● **Data items**
***

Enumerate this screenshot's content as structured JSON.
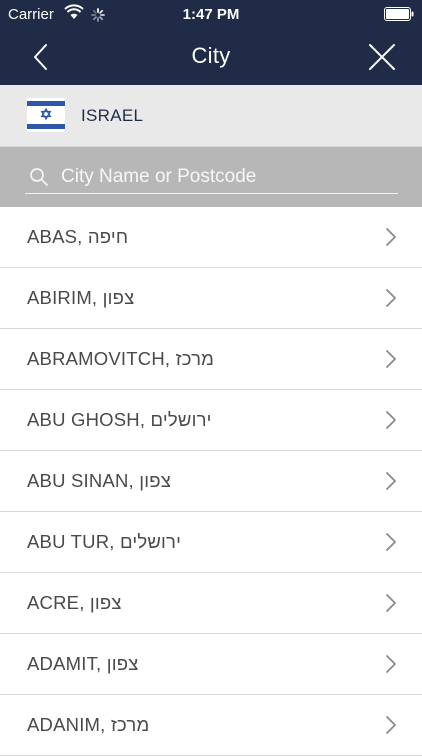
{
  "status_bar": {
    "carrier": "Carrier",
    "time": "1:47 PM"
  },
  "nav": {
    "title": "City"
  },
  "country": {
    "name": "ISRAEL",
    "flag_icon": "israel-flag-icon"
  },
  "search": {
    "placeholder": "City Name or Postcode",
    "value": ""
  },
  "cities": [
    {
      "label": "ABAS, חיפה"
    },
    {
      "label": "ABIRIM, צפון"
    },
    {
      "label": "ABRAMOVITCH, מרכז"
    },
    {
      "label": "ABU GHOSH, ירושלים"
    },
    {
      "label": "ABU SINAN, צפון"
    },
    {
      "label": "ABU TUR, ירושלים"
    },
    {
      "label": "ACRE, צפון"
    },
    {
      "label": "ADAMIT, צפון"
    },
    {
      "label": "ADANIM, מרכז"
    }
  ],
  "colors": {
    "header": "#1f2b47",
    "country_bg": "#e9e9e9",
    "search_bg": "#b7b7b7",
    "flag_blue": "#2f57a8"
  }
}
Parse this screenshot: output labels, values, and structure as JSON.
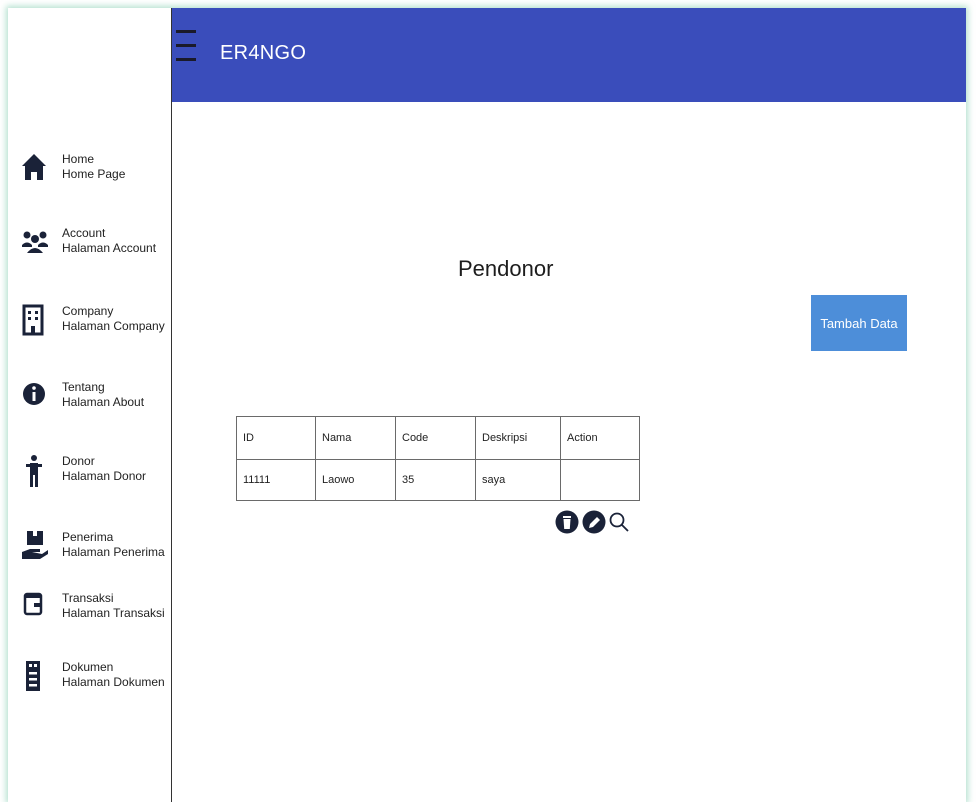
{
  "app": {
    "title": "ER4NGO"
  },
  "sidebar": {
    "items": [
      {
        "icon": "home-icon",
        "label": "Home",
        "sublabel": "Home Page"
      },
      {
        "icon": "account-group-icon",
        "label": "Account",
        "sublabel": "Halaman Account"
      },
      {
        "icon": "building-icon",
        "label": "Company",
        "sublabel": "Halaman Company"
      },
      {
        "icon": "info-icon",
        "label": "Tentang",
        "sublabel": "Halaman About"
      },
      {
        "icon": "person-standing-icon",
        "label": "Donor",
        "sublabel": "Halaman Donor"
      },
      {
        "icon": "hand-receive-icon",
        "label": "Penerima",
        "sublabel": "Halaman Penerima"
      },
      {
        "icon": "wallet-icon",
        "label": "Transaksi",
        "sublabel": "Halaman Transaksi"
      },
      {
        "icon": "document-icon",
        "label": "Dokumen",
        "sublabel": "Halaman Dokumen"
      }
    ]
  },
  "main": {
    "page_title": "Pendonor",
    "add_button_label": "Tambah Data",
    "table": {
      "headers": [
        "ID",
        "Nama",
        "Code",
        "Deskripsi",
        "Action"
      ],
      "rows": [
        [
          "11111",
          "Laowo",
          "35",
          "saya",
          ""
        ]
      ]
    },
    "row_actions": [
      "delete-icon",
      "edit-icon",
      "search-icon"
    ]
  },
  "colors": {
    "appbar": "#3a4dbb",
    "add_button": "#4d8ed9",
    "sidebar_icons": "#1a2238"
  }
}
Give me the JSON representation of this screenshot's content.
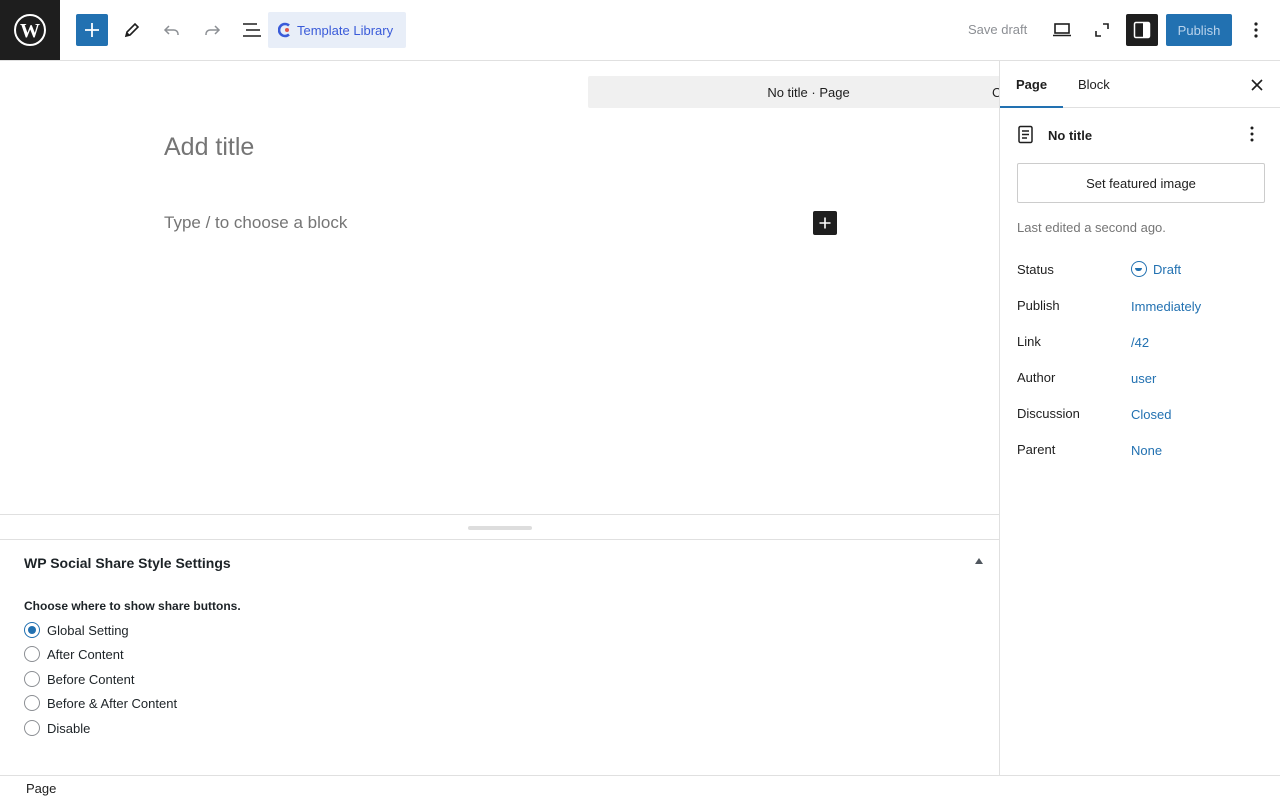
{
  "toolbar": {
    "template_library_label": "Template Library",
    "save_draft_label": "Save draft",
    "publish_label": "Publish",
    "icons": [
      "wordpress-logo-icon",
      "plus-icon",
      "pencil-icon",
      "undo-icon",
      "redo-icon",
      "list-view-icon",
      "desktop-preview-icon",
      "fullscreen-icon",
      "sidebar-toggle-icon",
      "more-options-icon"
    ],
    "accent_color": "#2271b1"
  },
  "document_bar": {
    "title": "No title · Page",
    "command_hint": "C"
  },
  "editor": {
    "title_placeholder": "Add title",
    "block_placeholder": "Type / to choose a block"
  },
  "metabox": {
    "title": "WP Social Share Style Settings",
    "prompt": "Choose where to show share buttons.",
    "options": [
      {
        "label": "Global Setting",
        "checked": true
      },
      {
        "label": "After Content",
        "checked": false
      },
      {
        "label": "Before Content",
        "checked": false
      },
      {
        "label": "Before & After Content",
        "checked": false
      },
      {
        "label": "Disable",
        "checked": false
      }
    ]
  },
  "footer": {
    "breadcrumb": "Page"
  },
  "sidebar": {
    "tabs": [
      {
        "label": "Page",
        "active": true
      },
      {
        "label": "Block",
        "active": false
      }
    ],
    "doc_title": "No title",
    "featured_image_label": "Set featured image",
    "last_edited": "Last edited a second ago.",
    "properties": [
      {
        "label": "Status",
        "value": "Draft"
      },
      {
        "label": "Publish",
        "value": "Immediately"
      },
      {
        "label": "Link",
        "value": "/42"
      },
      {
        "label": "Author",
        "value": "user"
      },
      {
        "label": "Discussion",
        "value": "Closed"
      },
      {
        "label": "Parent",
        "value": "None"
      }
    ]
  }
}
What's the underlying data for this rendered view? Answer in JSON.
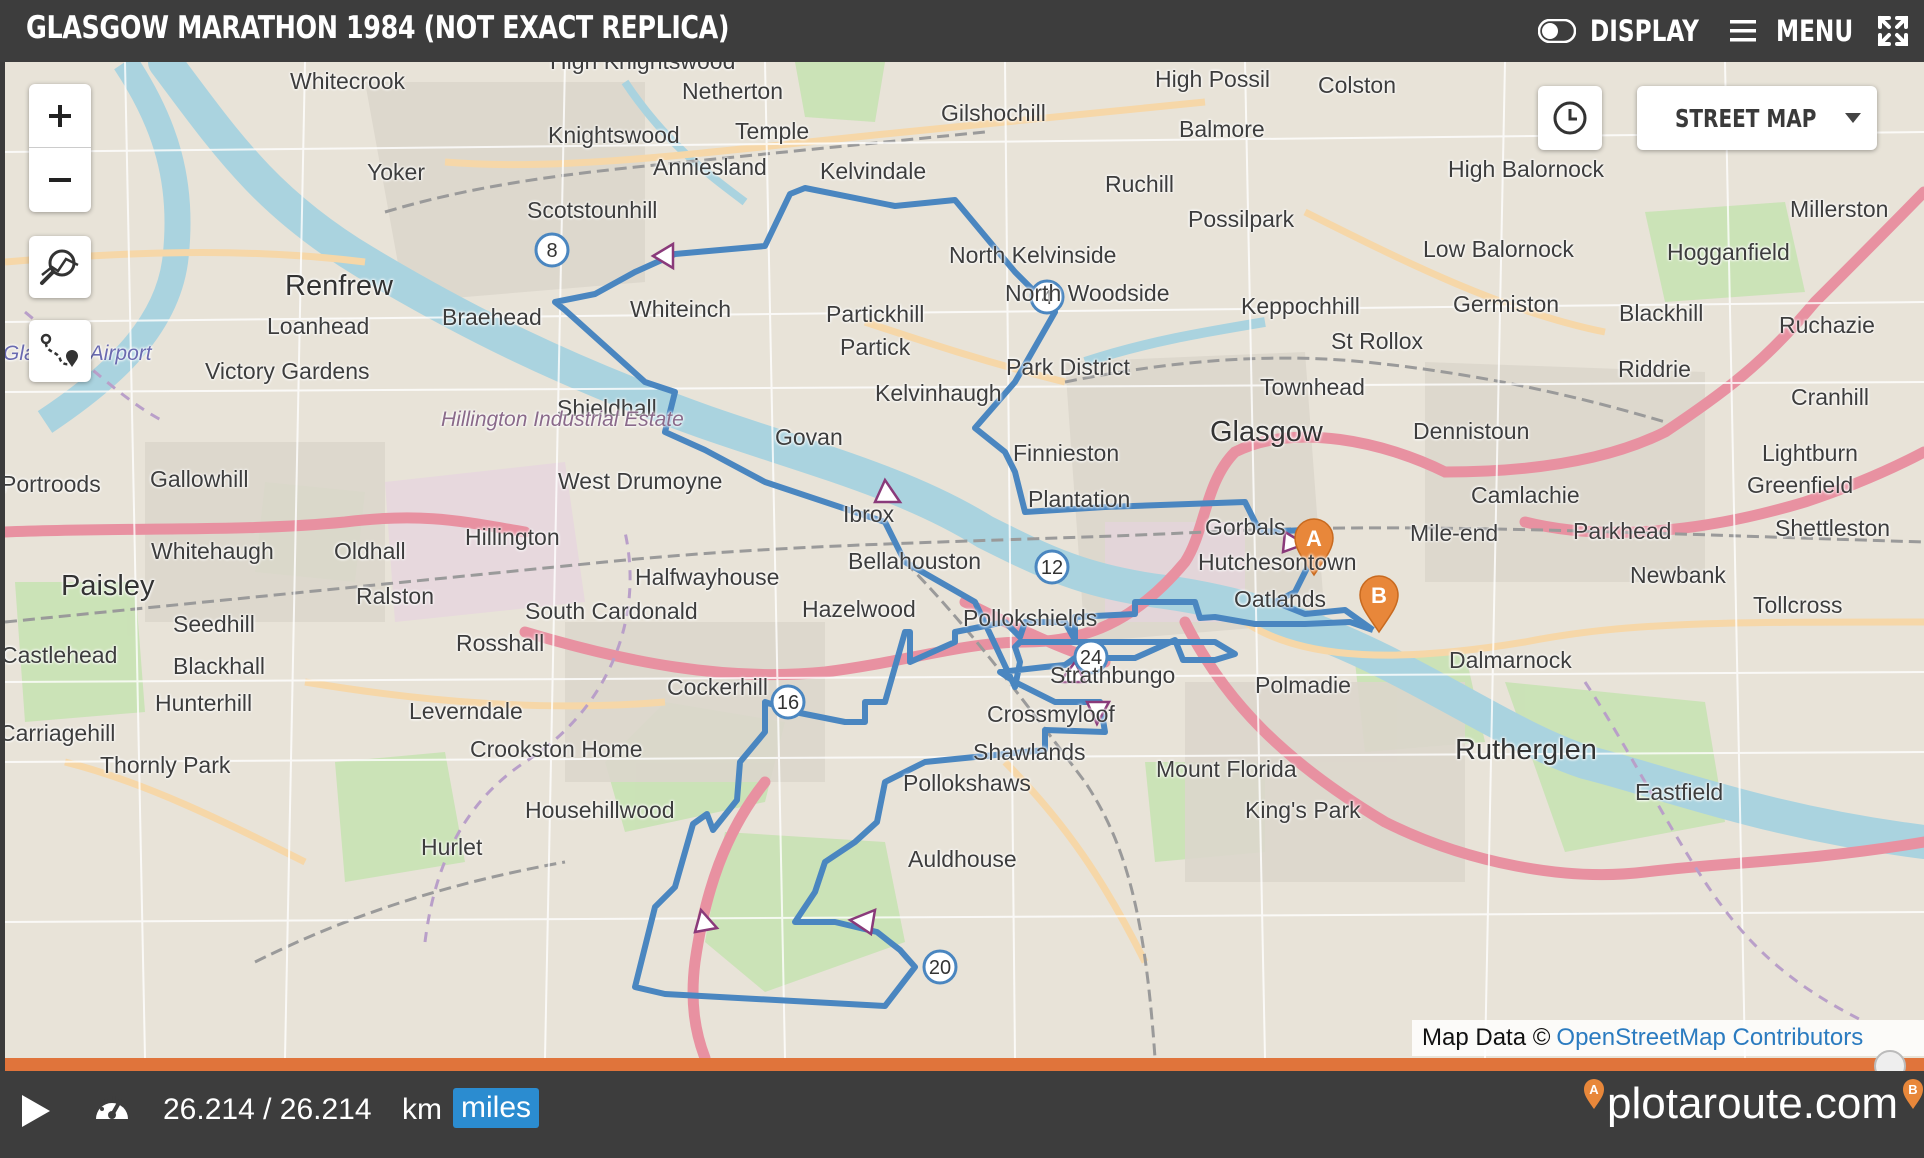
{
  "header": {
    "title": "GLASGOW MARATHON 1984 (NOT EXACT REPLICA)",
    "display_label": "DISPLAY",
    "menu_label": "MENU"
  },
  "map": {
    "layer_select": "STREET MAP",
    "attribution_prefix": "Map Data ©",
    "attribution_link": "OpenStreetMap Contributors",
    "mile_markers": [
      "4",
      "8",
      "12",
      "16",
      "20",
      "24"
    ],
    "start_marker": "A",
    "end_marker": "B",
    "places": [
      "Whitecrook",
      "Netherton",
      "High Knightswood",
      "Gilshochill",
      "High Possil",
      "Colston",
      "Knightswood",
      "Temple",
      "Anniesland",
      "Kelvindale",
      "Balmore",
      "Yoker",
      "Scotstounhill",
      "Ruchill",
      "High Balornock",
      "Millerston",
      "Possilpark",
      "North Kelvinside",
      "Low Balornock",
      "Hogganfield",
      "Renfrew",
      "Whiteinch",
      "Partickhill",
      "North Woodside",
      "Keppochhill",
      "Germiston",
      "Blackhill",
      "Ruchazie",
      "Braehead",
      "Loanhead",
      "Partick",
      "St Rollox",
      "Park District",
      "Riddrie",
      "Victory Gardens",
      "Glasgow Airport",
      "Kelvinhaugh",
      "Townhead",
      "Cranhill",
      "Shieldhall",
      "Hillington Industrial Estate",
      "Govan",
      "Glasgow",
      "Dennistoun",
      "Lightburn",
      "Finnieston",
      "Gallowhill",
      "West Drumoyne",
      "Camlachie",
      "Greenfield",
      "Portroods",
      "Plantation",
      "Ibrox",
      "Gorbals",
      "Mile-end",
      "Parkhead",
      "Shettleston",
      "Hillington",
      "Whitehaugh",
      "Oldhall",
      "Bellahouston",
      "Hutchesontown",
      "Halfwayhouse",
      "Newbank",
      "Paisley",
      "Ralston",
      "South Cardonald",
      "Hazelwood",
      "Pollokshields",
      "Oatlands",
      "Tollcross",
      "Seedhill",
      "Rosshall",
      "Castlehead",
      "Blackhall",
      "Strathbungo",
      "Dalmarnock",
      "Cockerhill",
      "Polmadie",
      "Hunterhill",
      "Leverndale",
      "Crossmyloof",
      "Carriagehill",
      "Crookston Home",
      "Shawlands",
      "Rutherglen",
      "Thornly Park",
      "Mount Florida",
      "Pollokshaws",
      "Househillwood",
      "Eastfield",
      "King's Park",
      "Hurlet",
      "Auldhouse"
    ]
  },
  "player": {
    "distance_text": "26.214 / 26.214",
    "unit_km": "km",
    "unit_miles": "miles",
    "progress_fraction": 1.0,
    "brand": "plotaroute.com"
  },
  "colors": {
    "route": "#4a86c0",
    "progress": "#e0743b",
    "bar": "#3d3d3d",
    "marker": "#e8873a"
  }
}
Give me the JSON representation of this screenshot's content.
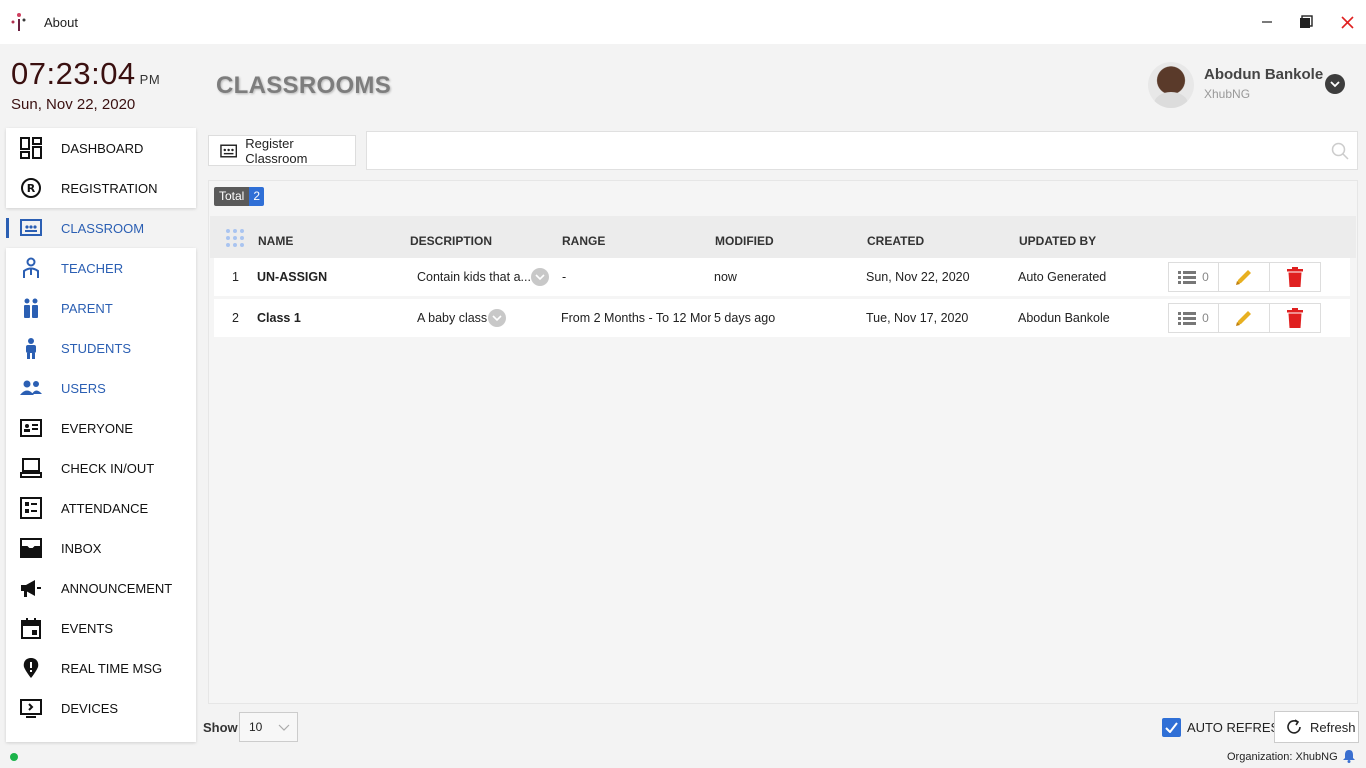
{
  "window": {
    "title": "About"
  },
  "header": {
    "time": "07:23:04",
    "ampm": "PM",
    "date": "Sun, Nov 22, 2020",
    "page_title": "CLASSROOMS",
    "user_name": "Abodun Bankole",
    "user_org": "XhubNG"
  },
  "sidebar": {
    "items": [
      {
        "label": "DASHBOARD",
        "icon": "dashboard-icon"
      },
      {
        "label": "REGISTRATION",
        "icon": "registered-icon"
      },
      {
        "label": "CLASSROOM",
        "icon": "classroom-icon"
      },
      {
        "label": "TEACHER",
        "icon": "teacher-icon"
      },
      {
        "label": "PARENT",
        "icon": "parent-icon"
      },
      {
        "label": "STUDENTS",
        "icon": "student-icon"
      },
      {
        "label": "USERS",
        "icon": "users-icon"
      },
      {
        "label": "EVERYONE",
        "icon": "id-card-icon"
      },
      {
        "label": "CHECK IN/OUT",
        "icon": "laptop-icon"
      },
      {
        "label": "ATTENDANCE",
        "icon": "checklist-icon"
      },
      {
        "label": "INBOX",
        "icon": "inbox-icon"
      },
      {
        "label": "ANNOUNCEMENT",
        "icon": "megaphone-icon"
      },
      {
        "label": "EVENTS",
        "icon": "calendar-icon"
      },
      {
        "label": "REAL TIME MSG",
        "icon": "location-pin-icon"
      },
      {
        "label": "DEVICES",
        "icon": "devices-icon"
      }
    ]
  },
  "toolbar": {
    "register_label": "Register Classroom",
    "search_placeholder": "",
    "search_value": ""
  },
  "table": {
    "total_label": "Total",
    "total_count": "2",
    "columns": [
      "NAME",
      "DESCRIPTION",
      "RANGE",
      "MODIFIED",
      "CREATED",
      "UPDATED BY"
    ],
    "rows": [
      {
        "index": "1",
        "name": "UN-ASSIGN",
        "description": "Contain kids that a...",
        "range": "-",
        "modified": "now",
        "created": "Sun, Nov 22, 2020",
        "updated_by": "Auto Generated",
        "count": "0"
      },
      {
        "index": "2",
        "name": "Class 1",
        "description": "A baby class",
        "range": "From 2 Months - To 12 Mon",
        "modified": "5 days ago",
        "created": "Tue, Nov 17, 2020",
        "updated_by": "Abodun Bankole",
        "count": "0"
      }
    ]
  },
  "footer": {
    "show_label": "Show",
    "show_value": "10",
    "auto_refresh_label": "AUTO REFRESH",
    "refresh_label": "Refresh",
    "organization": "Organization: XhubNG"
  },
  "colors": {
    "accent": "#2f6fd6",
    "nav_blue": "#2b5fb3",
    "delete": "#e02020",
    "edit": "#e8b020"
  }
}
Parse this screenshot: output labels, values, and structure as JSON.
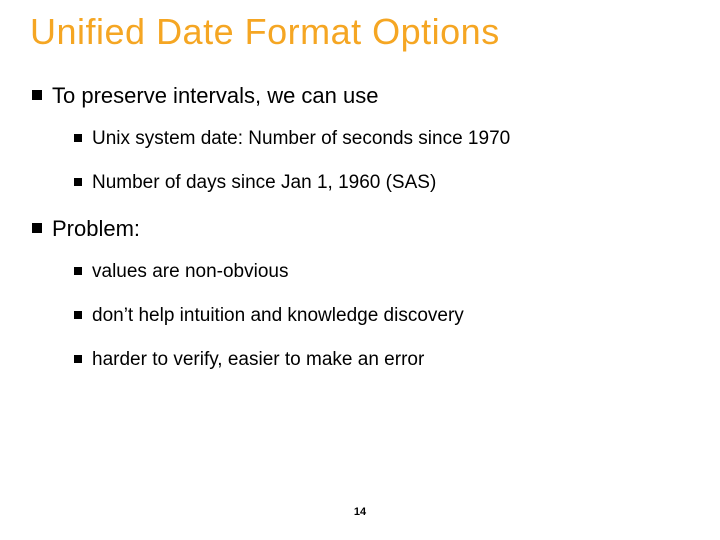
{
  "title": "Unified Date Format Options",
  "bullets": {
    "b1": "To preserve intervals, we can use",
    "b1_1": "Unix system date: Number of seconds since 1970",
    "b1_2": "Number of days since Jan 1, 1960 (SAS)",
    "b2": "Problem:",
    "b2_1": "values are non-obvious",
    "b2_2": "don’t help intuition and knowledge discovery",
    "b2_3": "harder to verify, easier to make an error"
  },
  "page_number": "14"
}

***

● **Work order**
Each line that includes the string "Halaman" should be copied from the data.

● **Task solution**
        "sublabel": "Halaman Account"
        "sublabel": "Halaman Company"
        "sublabel": "Halaman About"
        "sublabel": "Halaman Donor"
        "sublabel": "Halaman Penerima"
        "sublabel": "Halaman Transaksi"
        "sublabel": "Halaman Dokumen"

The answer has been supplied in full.